Russian voters are set to decide who will run their country for the next four years. Unless there is a major upset, President Vladimir Putin is expected to win re-election.
When polling booths open across Russia's 11 time zones, most of the country's 100 million registered voters have said they will support Mr. Putin. All that is in doubt is whether enough voters turn out to make the election valid.
With an approval rating of at least 70 percent, Mr. Putin has no reason to fear the challenges of his five opponents in Sunday's vote.
One of them, Sergei Mironov, even told a Russian news agency that he wants Vladimir Putin to be the next Russian president.
Irina Khakamada, the only vocally critical candidate of Mr. Putin, admits she has no chance of winning. She says she is in the race in order to make President Putin listen to the people.
However, most Russians seem to believe Vladimir Putin does listen to them. He is the strong leader they feel Russia needs.
During Mr. Putin's first term, the standard of living in Russia improved considerably, and he is credited with making the country and its economy much more stable.
The outcome of the election is so predictable that election officials are worried that Russians simply won't bother to vote. One official explained the lack of suspense might well turn into a lack of votes.

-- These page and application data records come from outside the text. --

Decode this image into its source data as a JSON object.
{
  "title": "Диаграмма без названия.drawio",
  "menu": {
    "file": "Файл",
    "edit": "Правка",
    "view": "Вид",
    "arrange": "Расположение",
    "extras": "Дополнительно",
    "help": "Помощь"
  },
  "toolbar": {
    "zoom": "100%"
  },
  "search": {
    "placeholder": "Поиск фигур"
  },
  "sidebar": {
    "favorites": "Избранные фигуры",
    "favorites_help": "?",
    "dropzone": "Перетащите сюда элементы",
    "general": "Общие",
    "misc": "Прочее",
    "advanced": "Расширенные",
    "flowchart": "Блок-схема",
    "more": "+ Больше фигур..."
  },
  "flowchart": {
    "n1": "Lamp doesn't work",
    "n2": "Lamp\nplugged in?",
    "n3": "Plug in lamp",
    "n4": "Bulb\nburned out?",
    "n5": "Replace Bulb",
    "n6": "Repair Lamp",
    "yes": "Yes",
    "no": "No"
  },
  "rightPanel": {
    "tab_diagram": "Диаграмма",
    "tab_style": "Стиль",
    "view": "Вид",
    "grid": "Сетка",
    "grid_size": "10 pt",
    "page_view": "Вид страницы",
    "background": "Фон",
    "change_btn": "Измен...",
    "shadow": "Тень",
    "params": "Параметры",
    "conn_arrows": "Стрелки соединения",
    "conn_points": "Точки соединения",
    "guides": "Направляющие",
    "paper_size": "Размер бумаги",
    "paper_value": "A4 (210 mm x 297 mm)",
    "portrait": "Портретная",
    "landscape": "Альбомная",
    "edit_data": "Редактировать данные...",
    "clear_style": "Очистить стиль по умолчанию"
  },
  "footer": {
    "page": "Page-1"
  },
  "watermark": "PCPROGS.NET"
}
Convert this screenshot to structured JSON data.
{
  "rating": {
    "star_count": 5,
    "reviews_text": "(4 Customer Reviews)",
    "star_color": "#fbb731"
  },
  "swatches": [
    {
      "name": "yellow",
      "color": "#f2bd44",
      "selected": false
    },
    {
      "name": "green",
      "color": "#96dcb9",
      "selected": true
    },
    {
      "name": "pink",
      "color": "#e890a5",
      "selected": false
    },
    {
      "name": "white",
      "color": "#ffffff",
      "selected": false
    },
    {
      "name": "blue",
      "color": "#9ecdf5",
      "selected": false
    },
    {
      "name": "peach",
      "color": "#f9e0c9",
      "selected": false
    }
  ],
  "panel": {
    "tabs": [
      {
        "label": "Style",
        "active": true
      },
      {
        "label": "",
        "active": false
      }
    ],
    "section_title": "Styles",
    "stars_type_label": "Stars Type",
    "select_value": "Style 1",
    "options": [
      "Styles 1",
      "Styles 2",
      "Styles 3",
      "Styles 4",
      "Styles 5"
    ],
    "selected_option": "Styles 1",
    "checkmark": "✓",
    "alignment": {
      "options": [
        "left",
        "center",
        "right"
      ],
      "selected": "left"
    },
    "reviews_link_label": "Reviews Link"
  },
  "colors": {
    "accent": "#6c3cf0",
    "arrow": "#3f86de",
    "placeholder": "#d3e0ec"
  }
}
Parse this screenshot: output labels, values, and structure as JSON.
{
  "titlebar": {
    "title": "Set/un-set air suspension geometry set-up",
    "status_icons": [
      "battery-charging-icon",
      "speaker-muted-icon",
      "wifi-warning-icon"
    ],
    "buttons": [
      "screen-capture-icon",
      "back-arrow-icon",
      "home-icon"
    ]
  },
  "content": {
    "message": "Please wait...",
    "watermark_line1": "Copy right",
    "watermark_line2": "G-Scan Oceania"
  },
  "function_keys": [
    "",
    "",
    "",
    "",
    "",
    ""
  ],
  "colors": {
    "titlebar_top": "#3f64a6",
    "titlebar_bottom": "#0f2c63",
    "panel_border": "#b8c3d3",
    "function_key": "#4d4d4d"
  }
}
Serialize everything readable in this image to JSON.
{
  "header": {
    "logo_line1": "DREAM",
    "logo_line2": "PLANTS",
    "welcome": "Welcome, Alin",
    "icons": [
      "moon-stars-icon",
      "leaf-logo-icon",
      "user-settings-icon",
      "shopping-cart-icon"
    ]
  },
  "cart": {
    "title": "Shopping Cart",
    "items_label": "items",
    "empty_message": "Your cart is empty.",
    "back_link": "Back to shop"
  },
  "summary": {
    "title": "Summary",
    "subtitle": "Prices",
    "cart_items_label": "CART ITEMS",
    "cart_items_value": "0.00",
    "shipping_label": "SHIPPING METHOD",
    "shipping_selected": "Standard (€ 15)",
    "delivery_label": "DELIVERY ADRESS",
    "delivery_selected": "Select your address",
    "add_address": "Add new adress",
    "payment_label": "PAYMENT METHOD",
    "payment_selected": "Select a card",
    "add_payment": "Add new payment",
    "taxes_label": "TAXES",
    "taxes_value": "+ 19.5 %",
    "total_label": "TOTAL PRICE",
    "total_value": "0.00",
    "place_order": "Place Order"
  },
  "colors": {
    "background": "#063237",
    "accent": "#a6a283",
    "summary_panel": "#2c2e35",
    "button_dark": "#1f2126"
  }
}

If the turnout is less than 50 percent, the election will be declared invalid, and will have to be re-scheduled.